▸ REQUIRED WORK: From the entries that follow, list every line in which the string "this" appears.

Element data from apps and pages
···

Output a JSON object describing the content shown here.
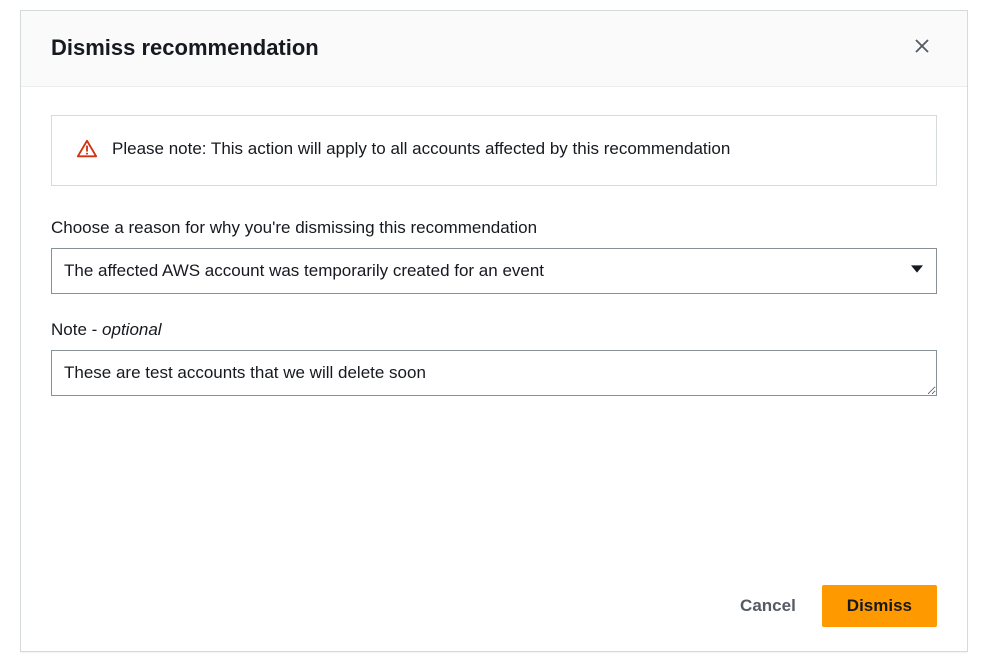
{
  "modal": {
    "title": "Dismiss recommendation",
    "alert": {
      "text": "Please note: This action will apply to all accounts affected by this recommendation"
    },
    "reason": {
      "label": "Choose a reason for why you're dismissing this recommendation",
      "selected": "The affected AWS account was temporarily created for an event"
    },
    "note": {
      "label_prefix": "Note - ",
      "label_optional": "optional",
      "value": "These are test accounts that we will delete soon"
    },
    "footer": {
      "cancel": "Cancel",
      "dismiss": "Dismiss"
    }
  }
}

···

▸ ANSWER FOR THE TASK:
      "text": "Please note: This action will apply to all accounts affected by this recommendation"
      "label": "Choose a reason for why you're dismissing this recommendation",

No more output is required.